Legislative Assembly for the ACT: 2002 Week 13 Hansard (21 November) . . Page.. 3880 ..
MS GALLAGHER (continuing):
The committee identified several areas where improvements or changes in government policy could be made to achieve positive outcomes for women. These areas are: the government policy coordination process, the measurement of outcomes, the development of information and data, the role of the ACT Office of Women in directing policy, and, importantly, providing policy focus in relation to isolated and marginalised women.
This is a comprehensive report. There are a great number of recommendations and I am sure we all understand that all cannot be addressed immediately. However, it is a report which I believe will remain relevant for several years to come and should be viewed as such. I know there is a great deal of hope and expectation surrounding this report, particularly from the women's sector, and I hope that this report goes some way to meeting this expectation.
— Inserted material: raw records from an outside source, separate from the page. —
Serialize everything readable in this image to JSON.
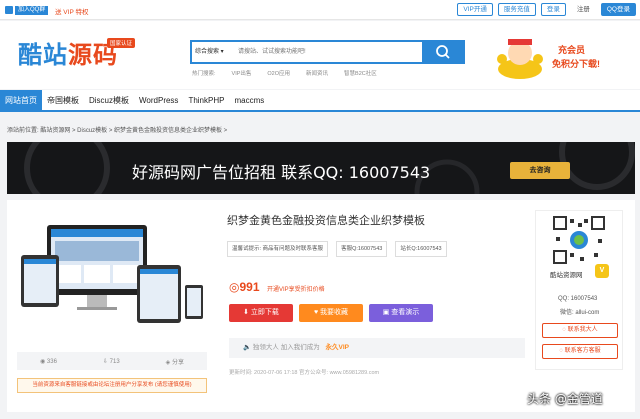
{
  "topbar": {
    "join_qq": "加入QQ群",
    "vip_promo": "送 VIP 特权",
    "buttons": [
      "VIP开通",
      "服务充值",
      "登录",
      "注册",
      "QQ登录"
    ]
  },
  "header": {
    "logo_part1": "酷站",
    "logo_part2": "源码",
    "logo_badge": "国家认证",
    "search_category": "综合搜索",
    "search_placeholder": "请搜站、试试搜索功能吧!",
    "hot_label": "热门搜索:",
    "hot_items": [
      "VIP出售",
      "O2O应用",
      "新闻资讯",
      "智慧B2C社区"
    ],
    "promo_line1": "充会员",
    "promo_line2": "免积分下载!"
  },
  "nav": [
    "网站首页",
    "帝国模板",
    "Discuz模板",
    "WordPress",
    "ThinkPHP",
    "maccms"
  ],
  "breadcrumb": "添站前位置: 酷站资源网 > Discuz模板 > 织梦金黄色金融投资信息类企业织梦模板 >",
  "banner": {
    "text": "好源码网广告位招租   联系QQ: 16007543",
    "button": "去咨询"
  },
  "product": {
    "title": "织梦金黄色金融投资信息类企业织梦模板",
    "info": [
      "温馨试提示: 商品有问题及时联系客服",
      "客服Q:16007543",
      "站长Q:16007543"
    ],
    "price": "991",
    "price_note": "开通VIP享受折扣价格",
    "btn_download": "立即下载",
    "btn_favorite": "我要收藏",
    "btn_demo": "查看演示",
    "vip_text": "独领大人 加入我们成为",
    "vip_highlight": "永久VIP",
    "meta": "更新时间: 2020-07-06 17:18   官方公众号: www.05981289.com",
    "stats": [
      "336",
      "713",
      "分享"
    ],
    "notice": "当前资源来自客服链接或由论坛注册用户分享发布 (请您谨慎使用)"
  },
  "sidebar": {
    "name": "酷站资源网",
    "vip": "V",
    "qq": "QQ: 16007543",
    "site": "微信: allui-com",
    "btn_contact": "联系我大人",
    "btn_service": "联系客方客服"
  },
  "watermark": "头条 @金管道"
}
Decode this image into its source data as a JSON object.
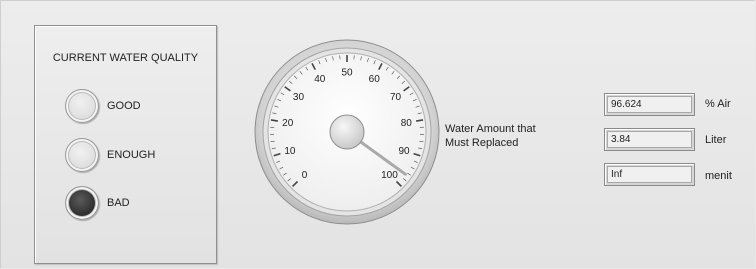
{
  "quality_panel": {
    "title": "CURRENT WATER QUALITY",
    "indicators": [
      {
        "label": "GOOD",
        "state": "off"
      },
      {
        "label": "ENOUGH",
        "state": "off"
      },
      {
        "label": "BAD",
        "state": "on"
      }
    ]
  },
  "gauge": {
    "caption_line1": "Water Amount that",
    "caption_line2": "Must Replaced",
    "min": 0,
    "max": 100,
    "tick_labels": [
      "0",
      "10",
      "20",
      "30",
      "40",
      "50",
      "60",
      "70",
      "80",
      "90",
      "100"
    ],
    "value": 96.624
  },
  "readouts": [
    {
      "value": "96.624",
      "unit": "% Air"
    },
    {
      "value": "3.84",
      "unit": "Liter"
    },
    {
      "value": "Inf",
      "unit": "menit"
    }
  ],
  "colors": {
    "led_off": "#dcdcdc",
    "led_on": "#2e2e2e",
    "needle": "#a9a9a9"
  }
}
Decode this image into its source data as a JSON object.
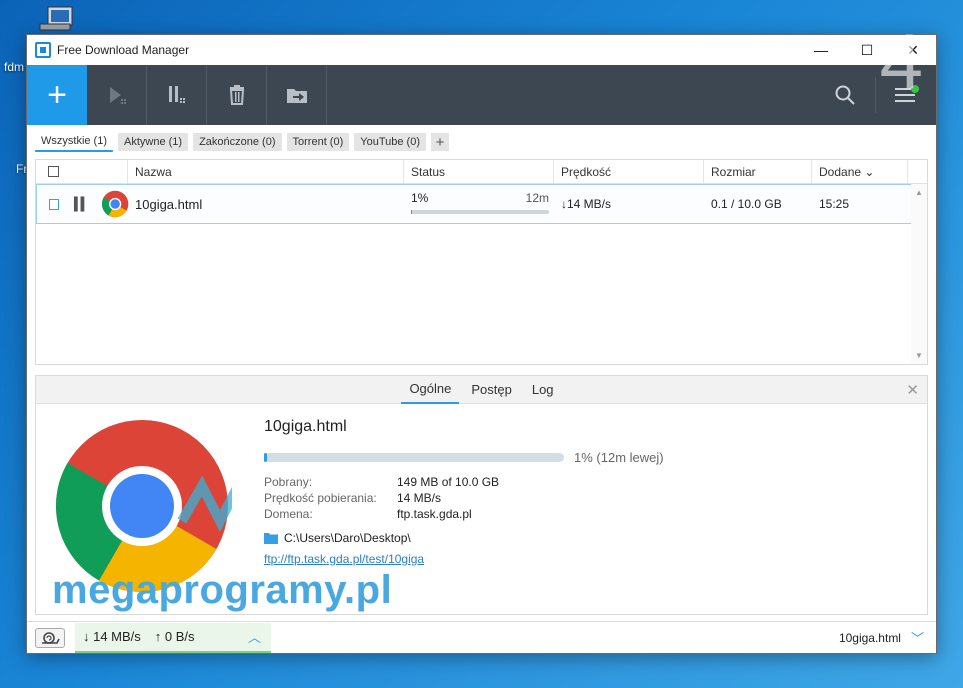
{
  "desktop": {
    "icon_label": "fdm",
    "second_label": "Fr",
    "corner_number": "4"
  },
  "window": {
    "title": "Free Download Manager",
    "controls": {
      "minimize": "—",
      "maximize": "☐",
      "close": "✕"
    }
  },
  "toolbar": {
    "add_label": "+"
  },
  "filters": [
    {
      "label": "Wszystkie (1)",
      "active": true
    },
    {
      "label": "Aktywne (1)",
      "active": false
    },
    {
      "label": "Zakończone (0)",
      "active": false
    },
    {
      "label": "Torrent (0)",
      "active": false
    },
    {
      "label": "YouTube (0)",
      "active": false
    }
  ],
  "filter_add": "+",
  "table": {
    "columns": {
      "name": "Nazwa",
      "status": "Status",
      "speed": "Prędkość",
      "size": "Rozmiar",
      "added": "Dodane ⌄"
    },
    "rows": [
      {
        "name": "10giga.html",
        "progress_percent": 1,
        "progress_label": "1%",
        "time_left": "12m",
        "speed": "↓14 MB/s",
        "size": "0.1 / 10.0 GB",
        "added": "15:25"
      }
    ]
  },
  "details": {
    "tabs": [
      "Ogólne",
      "Postęp",
      "Log"
    ],
    "active_tab": 0,
    "filename": "10giga.html",
    "progress_percent": 1,
    "progress_text": "1% (12m lewej)",
    "fields": [
      {
        "label": "Pobrany:",
        "value": "149 MB of 10.0 GB"
      },
      {
        "label": "Prędkość pobierania:",
        "value": "14 MB/s"
      },
      {
        "label": "Domena:",
        "value": "ftp.task.gda.pl"
      }
    ],
    "folder": "C:\\Users\\Daro\\Desktop\\",
    "url": "ftp://ftp.task.gda.pl/test/10giga"
  },
  "statusbar": {
    "down": "↓ 14 MB/s",
    "up": "↑ 0 B/s",
    "current_file": "10giga.html"
  },
  "watermark": "megaprogramy.pl",
  "colors": {
    "accent": "#1f9ae8",
    "toolbar_bg": "#3d4752",
    "speed_box": "#e9f6e9"
  }
}
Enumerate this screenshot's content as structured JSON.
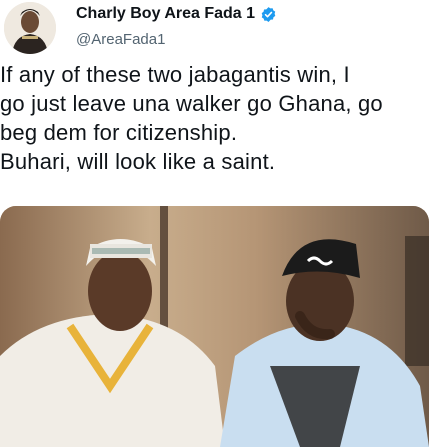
{
  "tweet": {
    "display_name": "Charly Boy Area Fada 1",
    "handle": "@AreaFada1",
    "verified": true,
    "text_lines": [
      "If any of these two jabagantis win, I",
      "go just leave una walker go Ghana, go",
      "beg dem for citizenship.",
      "Buhari, will look like a saint."
    ]
  },
  "colors": {
    "name": "#0f1419",
    "handle": "#536471",
    "verified_badge": "#1d9bf0"
  },
  "icons": {
    "verified": "verified-badge-icon",
    "avatar": "profile-avatar"
  }
}
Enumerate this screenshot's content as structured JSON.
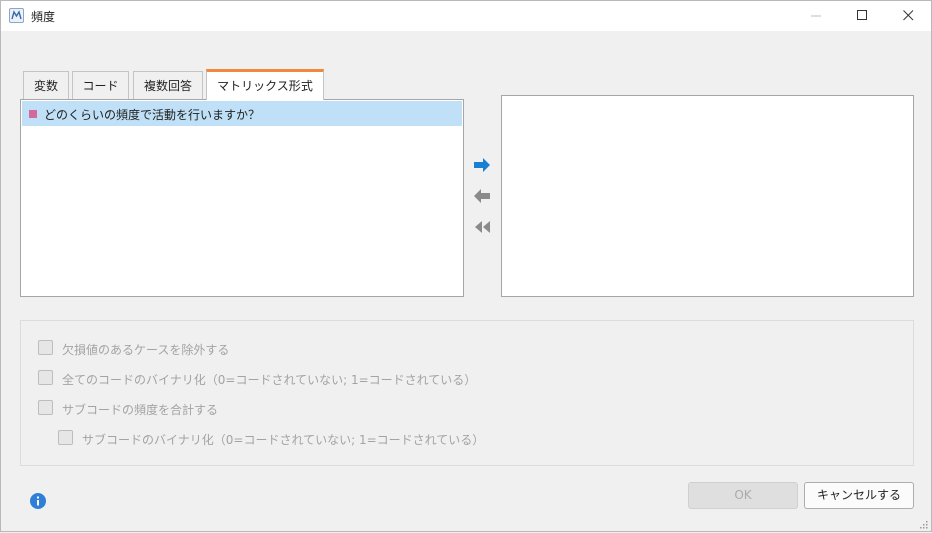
{
  "window": {
    "title": "頻度",
    "icon": "app-icon"
  },
  "tabs": [
    {
      "label": "変数",
      "active": false
    },
    {
      "label": "コード",
      "active": false
    },
    {
      "label": "複数回答",
      "active": false
    },
    {
      "label": "マトリックス形式",
      "active": true
    }
  ],
  "source_list": {
    "items": [
      {
        "label": "どのくらいの頻度で活動を行いますか？",
        "selected": true,
        "marker_color": "#d46a9b"
      }
    ]
  },
  "target_list": {
    "items": []
  },
  "transfer_buttons": {
    "add_icon": "arrow-right-icon",
    "remove_icon": "arrow-left-icon",
    "remove_all_icon": "double-arrow-left-icon"
  },
  "options": {
    "exclude_missing": "欠損値のあるケースを除外する",
    "binarize_all": "全てのコードのバイナリ化（0=コードされていない; 1=コードされている）",
    "sum_subcodes": "サブコードの頻度を合計する",
    "binarize_subcodes": "サブコードのバイナリ化（0=コードされていない; 1=コードされている）"
  },
  "buttons": {
    "ok": "OK",
    "cancel": "キャンセルする"
  },
  "colors": {
    "accent_tab": "#f0883e",
    "selection": "#bfe0f6",
    "arrow_active": "#1a7fd1",
    "arrow_disabled": "#8a8a8a",
    "info": "#2f7fd6"
  }
}
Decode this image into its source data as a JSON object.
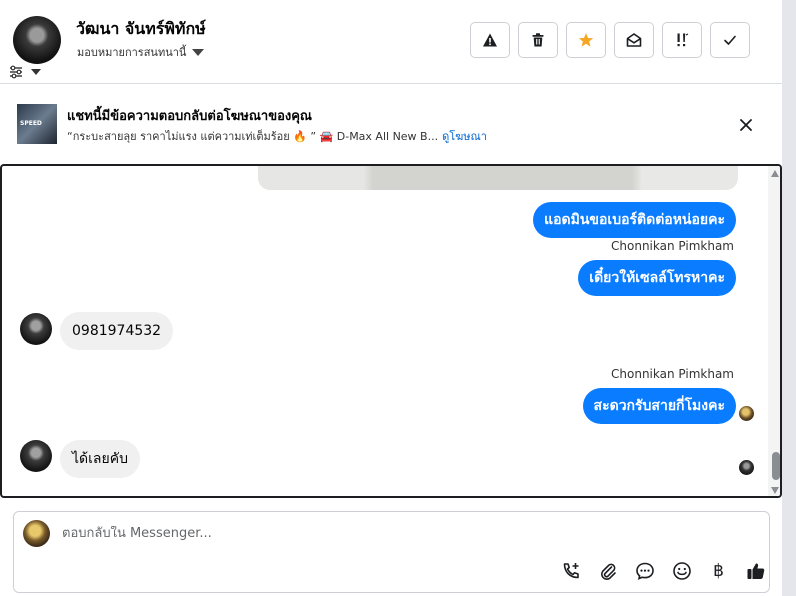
{
  "header": {
    "contact_name": "วัฒนา จันทร์พิทักษ์",
    "assign_label": "มอบหมายการสนทนานี้",
    "toolbar": [
      {
        "name": "mark-spam-button",
        "icon": "warning-icon"
      },
      {
        "name": "delete-button",
        "icon": "trash-icon"
      },
      {
        "name": "star-button",
        "icon": "star-icon"
      },
      {
        "name": "mark-unread-button",
        "icon": "envelope-open-icon"
      },
      {
        "name": "follow-up-button",
        "icon": "priority-icon"
      },
      {
        "name": "mark-done-button",
        "icon": "check-icon"
      }
    ]
  },
  "banner": {
    "title": "แชทนี้มีข้อความตอบกลับต่อโฆษณาของคุณ",
    "thumb_text": "SPEED",
    "ad_text": "“กระบะสายลุย ราคาไม่แรง แต่ความเท่เต็มร้อย 🔥 ” 🚘 D-Max All New B...",
    "link": "ดูโฆษณา"
  },
  "messages": [
    {
      "direction": "out",
      "text": "แอดมินขอเบอร์ติดต่อหน่อยคะ"
    },
    {
      "direction": "out",
      "sender": "Chonnikan Pimkham",
      "text": "เดี๋ยวให้เซลล์โทรหาคะ"
    },
    {
      "direction": "in",
      "text": "0981974532"
    },
    {
      "direction": "out",
      "sender": "Chonnikan Pimkham",
      "text": "สะดวกรับสายกี่โมงคะ"
    },
    {
      "direction": "in",
      "text": "ได้เลยคับ"
    }
  ],
  "composer": {
    "placeholder": "ตอบกลับใน Messenger..."
  },
  "tools": [
    {
      "name": "call-add-icon"
    },
    {
      "name": "attach-icon"
    },
    {
      "name": "saved-reply-icon"
    },
    {
      "name": "emoji-icon"
    },
    {
      "name": "payment-icon",
      "glyph": "฿"
    },
    {
      "name": "thumbs-up-icon"
    }
  ],
  "colors": {
    "bubble_out": "#0a7cff",
    "bubble_in": "#f0f0f0",
    "star": "#f5a623",
    "link": "#0064d1"
  }
}
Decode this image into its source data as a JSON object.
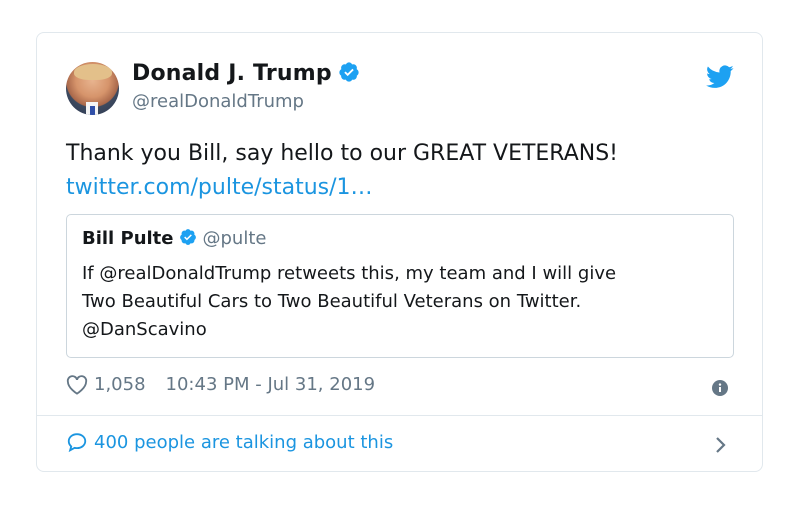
{
  "author": {
    "name": "Donald J. Trump",
    "handle": "@realDonaldTrump",
    "verified": true
  },
  "tweet": {
    "text": "Thank you Bill, say hello to our GREAT VETERANS!",
    "link": "twitter.com/pulte/status/1…"
  },
  "quoted": {
    "name": "Bill Pulte",
    "handle": "@pulte",
    "lines": [
      "If @realDonaldTrump retweets this, my team and I will give",
      "Two Beautiful Cars to Two Beautiful Veterans on Twitter.",
      "@DanScavino"
    ]
  },
  "meta": {
    "likes": "1,058",
    "timestamp": "10:43 PM - Jul 31, 2019"
  },
  "footer": {
    "talking": "400 people are talking about this"
  },
  "icons": {
    "verified": "verified-badge-icon",
    "bird": "twitter-bird-icon",
    "heart": "heart-icon",
    "info": "info-icon",
    "comment": "speech-bubble-icon",
    "chevron": "chevron-right-icon"
  },
  "colors": {
    "link": "#1b95e0",
    "text": "#14171a",
    "muted": "#657786",
    "border": "#e1e8ed"
  }
}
Mr Speaker, the report is the result of the hard work of many. Firstly, thank you to all the women and organisations who contributed to this inquiry. Without their generosity and willingness to contribute, the committee work would have been much harder and the level of information base significantly lower.
As usual, the support and contribution from the committee office was first-rate. David Skinner was a continuous source of information, coordination and ideas. The role of the committee secretary in producing the report is always understated, and I would like to thank David for making my first committee as chair such a smooth process.
I would also like to thank Lesley Wheeler and Judy Moutia for their assistance with this report. Finally, my thanks to my committee colleagues, Helen Cross and Roslyn Dundas, for working together to produce the report that we are all proud of. It was a pleasure to be a member of this committee, and it is with some sadness that this committee dissolves with the tabling of this report.
MRS CROSS (10.48): I echo the words of my committee chair, Ms Gallagher, who was a delight to work with, as was the other committee member, Ms Dundas. We actually had a lot of fun working on this committee.
I am delighted to speak on this report as it gives a very deep analysis of experience and issues that impact on women in the nation's capital. Over the past decade, the percentage of women in our territory has gone up 13 per cent. This means that since 1991, the number of females from the age of birth up to and over 65 has risen to 157,118-5,000 more than the male population. Yet, according to the findings of the report, solving the problems and needs of the territory's women has not kept pace with this increase. Indeed, there is a great deal to be done.
This is particularly evident for those who are of indigenous or culturally and linguistically diverse backgrounds. It is especially evident in the case of young women where matters of sexual and reproductive health are concerned. The committee heard that more needed to be done to reach and teach those women from culturally and linguistically diverse backgrounds. It has therefore recommended an investigation into the provision of more support to community groups.